- **Task**: The records below must be copied out completely and exactly.

::: Material provided :::

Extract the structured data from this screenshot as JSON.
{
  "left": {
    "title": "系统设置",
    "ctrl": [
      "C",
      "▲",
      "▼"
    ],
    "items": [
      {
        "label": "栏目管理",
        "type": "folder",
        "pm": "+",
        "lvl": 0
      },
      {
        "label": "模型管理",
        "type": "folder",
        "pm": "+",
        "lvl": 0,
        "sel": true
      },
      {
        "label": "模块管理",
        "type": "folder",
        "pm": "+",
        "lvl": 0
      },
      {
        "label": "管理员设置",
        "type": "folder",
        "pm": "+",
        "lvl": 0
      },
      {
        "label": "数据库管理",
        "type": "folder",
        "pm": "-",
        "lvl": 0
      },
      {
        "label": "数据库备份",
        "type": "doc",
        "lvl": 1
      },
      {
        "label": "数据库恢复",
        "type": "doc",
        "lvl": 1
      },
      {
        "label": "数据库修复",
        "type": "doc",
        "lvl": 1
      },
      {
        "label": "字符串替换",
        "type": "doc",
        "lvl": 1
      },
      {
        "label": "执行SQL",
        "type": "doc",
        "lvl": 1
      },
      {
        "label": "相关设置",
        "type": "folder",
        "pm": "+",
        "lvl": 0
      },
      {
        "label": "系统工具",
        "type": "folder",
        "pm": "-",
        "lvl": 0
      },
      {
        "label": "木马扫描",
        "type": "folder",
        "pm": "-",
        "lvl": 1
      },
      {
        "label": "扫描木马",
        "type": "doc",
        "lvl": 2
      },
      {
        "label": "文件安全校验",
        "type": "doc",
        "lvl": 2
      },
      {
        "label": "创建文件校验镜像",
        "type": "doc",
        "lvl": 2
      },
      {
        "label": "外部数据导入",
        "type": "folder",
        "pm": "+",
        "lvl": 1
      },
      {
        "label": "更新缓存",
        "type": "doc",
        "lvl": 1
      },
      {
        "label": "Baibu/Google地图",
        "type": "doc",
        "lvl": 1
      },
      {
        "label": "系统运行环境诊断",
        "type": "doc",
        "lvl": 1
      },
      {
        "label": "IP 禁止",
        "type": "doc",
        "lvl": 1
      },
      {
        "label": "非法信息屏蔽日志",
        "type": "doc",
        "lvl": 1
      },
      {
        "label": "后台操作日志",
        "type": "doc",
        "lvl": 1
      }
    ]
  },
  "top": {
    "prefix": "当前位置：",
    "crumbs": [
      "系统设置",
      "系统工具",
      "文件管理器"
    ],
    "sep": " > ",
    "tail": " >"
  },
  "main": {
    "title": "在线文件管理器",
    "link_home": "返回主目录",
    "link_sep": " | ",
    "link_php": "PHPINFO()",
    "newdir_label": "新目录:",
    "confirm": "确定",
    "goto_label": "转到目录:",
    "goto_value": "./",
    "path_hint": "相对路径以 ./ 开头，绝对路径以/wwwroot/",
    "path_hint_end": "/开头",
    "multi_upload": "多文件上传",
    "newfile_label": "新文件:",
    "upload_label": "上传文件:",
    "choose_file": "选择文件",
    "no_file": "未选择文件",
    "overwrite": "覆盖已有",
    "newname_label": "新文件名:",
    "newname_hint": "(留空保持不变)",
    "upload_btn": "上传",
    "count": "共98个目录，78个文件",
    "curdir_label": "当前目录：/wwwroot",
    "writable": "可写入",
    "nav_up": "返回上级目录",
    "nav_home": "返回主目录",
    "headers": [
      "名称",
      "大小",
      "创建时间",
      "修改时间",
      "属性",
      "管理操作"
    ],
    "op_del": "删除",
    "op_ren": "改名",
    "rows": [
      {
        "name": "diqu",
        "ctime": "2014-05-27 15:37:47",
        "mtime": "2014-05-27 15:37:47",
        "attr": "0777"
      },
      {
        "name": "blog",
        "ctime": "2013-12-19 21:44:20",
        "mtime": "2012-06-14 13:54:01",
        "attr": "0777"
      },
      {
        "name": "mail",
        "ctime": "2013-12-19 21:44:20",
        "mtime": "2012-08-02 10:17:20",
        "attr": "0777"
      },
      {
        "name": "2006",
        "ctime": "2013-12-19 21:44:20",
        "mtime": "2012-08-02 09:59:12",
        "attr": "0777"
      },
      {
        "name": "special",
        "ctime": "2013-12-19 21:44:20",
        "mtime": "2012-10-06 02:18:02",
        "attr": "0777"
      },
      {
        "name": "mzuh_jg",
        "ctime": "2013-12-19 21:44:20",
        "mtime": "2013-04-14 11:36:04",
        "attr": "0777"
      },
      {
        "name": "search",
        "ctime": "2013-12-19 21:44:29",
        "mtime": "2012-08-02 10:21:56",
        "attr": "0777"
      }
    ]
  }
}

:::

- **Answer box**:
Extract the structured data from this screenshot as JSON.
{
  "left": {
    "title": "系统设置",
    "ctrl": [
      "C",
      "▲",
      "▼"
    ],
    "items": [
      {
        "label": "栏目管理",
        "type": "folder",
        "pm": "+",
        "lvl": 0
      },
      {
        "label": "模型管理",
        "type": "folder",
        "pm": "+",
        "lvl": 0,
        "sel": true
      },
      {
        "label": "模块管理",
        "type": "folder",
        "pm": "+",
        "lvl": 0
      },
      {
        "label": "管理员设置",
        "type": "folder",
        "pm": "+",
        "lvl": 0
      },
      {
        "label": "数据库管理",
        "type": "folder",
        "pm": "-",
        "lvl": 0
      },
      {
        "label": "数据库备份",
        "type": "doc",
        "lvl": 1
      },
      {
        "label": "数据库恢复",
        "type": "doc",
        "lvl": 1
      },
      {
        "label": "数据库修复",
        "type": "doc",
        "lvl": 1
      },
      {
        "label": "字符串替换",
        "type": "doc",
        "lvl": 1
      },
      {
        "label": "执行SQL",
        "type": "doc",
        "lvl": 1
      },
      {
        "label": "相关设置",
        "type": "folder",
        "pm": "+",
        "lvl": 0
      },
      {
        "label": "系统工具",
        "type": "folder",
        "pm": "-",
        "lvl": 0
      },
      {
        "label": "木马扫描",
        "type": "folder",
        "pm": "-",
        "lvl": 1
      },
      {
        "label": "扫描木马",
        "type": "doc",
        "lvl": 2
      },
      {
        "label": "文件安全校验",
        "type": "doc",
        "lvl": 2
      },
      {
        "label": "创建文件校验镜像",
        "type": "doc",
        "lvl": 2
      },
      {
        "label": "外部数据导入",
        "type": "folder",
        "pm": "+",
        "lvl": 1
      },
      {
        "label": "更新缓存",
        "type": "doc",
        "lvl": 1
      },
      {
        "label": "Baibu/Google地图",
        "type": "doc",
        "lvl": 1
      },
      {
        "label": "系统运行环境诊断",
        "type": "doc",
        "lvl": 1
      },
      {
        "label": "IP 禁止",
        "type": "doc",
        "lvl": 1
      },
      {
        "label": "非法信息屏蔽日志",
        "type": "doc",
        "lvl": 1
      },
      {
        "label": "后台操作日志",
        "type": "doc",
        "lvl": 1
      }
    ]
  },
  "top": {
    "prefix": "当前位置：",
    "crumbs": [
      "系统设置",
      "系统工具",
      "文件管理器"
    ],
    "sep": " > ",
    "tail": " >"
  },
  "main": {
    "title": "在线文件管理器",
    "link_home": "返回主目录",
    "link_sep": " | ",
    "link_php": "PHPINFO()",
    "newdir_label": "新目录:",
    "confirm": "确定",
    "goto_label": "转到目录:",
    "goto_value": "./",
    "path_hint": "相对路径以 ./ 开头，绝对路径以/wwwroot/",
    "path_hint_end": "/开头",
    "multi_upload": "多文件上传",
    "newfile_label": "新文件:",
    "upload_label": "上传文件:",
    "choose_file": "选择文件",
    "no_file": "未选择文件",
    "overwrite": "覆盖已有",
    "newname_label": "新文件名:",
    "newname_hint": "(留空保持不变)",
    "upload_btn": "上传",
    "count": "共98个目录，78个文件",
    "curdir_label": "当前目录：/wwwroot",
    "writable": "可写入",
    "nav_up": "返回上级目录",
    "nav_home": "返回主目录",
    "headers": [
      "名称",
      "大小",
      "创建时间",
      "修改时间",
      "属性",
      "管理操作"
    ],
    "op_del": "删除",
    "op_ren": "改名",
    "rows": [
      {
        "name": "diqu",
        "ctime": "2014-05-27 15:37:47",
        "mtime": "2014-05-27 15:37:47",
        "attr": "0777"
      },
      {
        "name": "blog",
        "ctime": "2013-12-19 21:44:20",
        "mtime": "2012-06-14 13:54:01",
        "attr": "0777"
      },
      {
        "name": "mail",
        "ctime": "2013-12-19 21:44:20",
        "mtime": "2012-08-02 10:17:20",
        "attr": "0777"
      },
      {
        "name": "2006",
        "ctime": "2013-12-19 21:44:20",
        "mtime": "2012-08-02 09:59:12",
        "attr": "0777"
      },
      {
        "name": "special",
        "ctime": "2013-12-19 21:44:20",
        "mtime": "2012-10-06 02:18:02",
        "attr": "0777"
      },
      {
        "name": "mzuh_jg",
        "ctime": "2013-12-19 21:44:20",
        "mtime": "2013-04-14 11:36:04",
        "attr": "0777"
      },
      {
        "name": "search",
        "ctime": "2013-12-19 21:44:29",
        "mtime": "2012-08-02 10:21:56",
        "attr": "0777"
      }
    ]
  }
}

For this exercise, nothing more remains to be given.